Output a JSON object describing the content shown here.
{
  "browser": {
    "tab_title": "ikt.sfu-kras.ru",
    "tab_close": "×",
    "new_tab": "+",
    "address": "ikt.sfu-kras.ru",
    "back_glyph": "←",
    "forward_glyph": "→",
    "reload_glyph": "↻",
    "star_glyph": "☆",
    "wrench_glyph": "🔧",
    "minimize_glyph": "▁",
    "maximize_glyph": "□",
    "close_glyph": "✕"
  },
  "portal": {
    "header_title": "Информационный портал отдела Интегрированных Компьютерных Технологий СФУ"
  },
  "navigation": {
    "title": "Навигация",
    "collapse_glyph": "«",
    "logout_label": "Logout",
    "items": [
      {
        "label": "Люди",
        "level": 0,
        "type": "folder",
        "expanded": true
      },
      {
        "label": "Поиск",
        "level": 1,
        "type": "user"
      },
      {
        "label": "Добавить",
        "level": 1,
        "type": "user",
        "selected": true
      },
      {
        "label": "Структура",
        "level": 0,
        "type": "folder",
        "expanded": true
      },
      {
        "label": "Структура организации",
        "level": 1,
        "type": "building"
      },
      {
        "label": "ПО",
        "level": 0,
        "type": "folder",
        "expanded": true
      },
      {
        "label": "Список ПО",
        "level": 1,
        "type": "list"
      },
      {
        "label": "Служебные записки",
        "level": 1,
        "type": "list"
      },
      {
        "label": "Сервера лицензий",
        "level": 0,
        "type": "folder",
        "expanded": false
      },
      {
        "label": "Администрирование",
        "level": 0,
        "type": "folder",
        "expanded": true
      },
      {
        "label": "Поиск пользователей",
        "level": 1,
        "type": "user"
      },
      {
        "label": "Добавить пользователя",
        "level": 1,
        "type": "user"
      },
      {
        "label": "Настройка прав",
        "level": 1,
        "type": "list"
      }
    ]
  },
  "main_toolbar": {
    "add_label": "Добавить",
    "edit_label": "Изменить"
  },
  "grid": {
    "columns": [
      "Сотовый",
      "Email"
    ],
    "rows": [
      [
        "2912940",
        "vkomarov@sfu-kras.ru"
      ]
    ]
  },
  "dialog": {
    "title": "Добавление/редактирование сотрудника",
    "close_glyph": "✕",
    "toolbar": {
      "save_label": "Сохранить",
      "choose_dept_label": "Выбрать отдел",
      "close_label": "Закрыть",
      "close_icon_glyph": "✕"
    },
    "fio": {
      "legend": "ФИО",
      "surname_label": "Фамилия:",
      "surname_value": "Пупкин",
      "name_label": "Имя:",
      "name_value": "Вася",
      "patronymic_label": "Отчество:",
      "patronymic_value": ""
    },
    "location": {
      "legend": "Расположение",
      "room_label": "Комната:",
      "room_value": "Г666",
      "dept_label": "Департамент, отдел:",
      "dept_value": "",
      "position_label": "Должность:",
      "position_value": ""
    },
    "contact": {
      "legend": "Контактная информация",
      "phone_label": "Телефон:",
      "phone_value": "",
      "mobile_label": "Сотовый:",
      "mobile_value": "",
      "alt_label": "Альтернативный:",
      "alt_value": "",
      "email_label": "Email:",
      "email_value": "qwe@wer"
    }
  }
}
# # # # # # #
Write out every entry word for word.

Output a JSON object describing the content shown here.
{
  "browser": {
    "tab_title": "ikt.sfu-kras.ru",
    "tab_close": "×",
    "new_tab": "+",
    "address": "ikt.sfu-kras.ru",
    "back_glyph": "←",
    "forward_glyph": "→",
    "reload_glyph": "↻",
    "star_glyph": "☆",
    "wrench_glyph": "🔧",
    "minimize_glyph": "▁",
    "maximize_glyph": "□",
    "close_glyph": "✕"
  },
  "portal": {
    "header_title": "Информационный портал отдела Интегрированных Компьютерных Технологий СФУ"
  },
  "navigation": {
    "title": "Навигация",
    "collapse_glyph": "«",
    "logout_label": "Logout",
    "items": [
      {
        "label": "Люди",
        "level": 0,
        "type": "folder",
        "expanded": true
      },
      {
        "label": "Поиск",
        "level": 1,
        "type": "user"
      },
      {
        "label": "Добавить",
        "level": 1,
        "type": "user",
        "selected": true
      },
      {
        "label": "Структура",
        "level": 0,
        "type": "folder",
        "expanded": true
      },
      {
        "label": "Структура организации",
        "level": 1,
        "type": "building"
      },
      {
        "label": "ПО",
        "level": 0,
        "type": "folder",
        "expanded": true
      },
      {
        "label": "Список ПО",
        "level": 1,
        "type": "list"
      },
      {
        "label": "Служебные записки",
        "level": 1,
        "type": "list"
      },
      {
        "label": "Сервера лицензий",
        "level": 0,
        "type": "folder",
        "expanded": false
      },
      {
        "label": "Администрирование",
        "level": 0,
        "type": "folder",
        "expanded": true
      },
      {
        "label": "Поиск пользователей",
        "level": 1,
        "type": "user"
      },
      {
        "label": "Добавить пользователя",
        "level": 1,
        "type": "user"
      },
      {
        "label": "Настройка прав",
        "level": 1,
        "type": "list"
      }
    ]
  },
  "main_toolbar": {
    "add_label": "Добавить",
    "edit_label": "Изменить"
  },
  "grid": {
    "columns": [
      "Сотовый",
      "Email"
    ],
    "rows": [
      [
        "2912940",
        "vkomarov@sfu-kras.ru"
      ]
    ]
  },
  "dialog": {
    "title": "Добавление/редактирование сотрудника",
    "close_glyph": "✕",
    "toolbar": {
      "save_label": "Сохранить",
      "choose_dept_label": "Выбрать отдел",
      "close_label": "Закрыть",
      "close_icon_glyph": "✕"
    },
    "fio": {
      "legend": "ФИО",
      "surname_label": "Фамилия:",
      "surname_value": "Пупкин",
      "name_label": "Имя:",
      "name_value": "Вася",
      "patronymic_label": "Отчество:",
      "patronymic_value": ""
    },
    "location": {
      "legend": "Расположение",
      "room_label": "Комната:",
      "room_value": "Г666",
      "dept_label": "Департамент, отдел:",
      "dept_value": "",
      "position_label": "Должность:",
      "position_value": ""
    },
    "contact": {
      "legend": "Контактная информация",
      "phone_label": "Телефон:",
      "phone_value": "",
      "mobile_label": "Сотовый:",
      "mobile_value": "",
      "alt_label": "Альтернативный:",
      "alt_value": "",
      "email_label": "Email:",
      "email_value": "qwe@wer"
    }
  }
}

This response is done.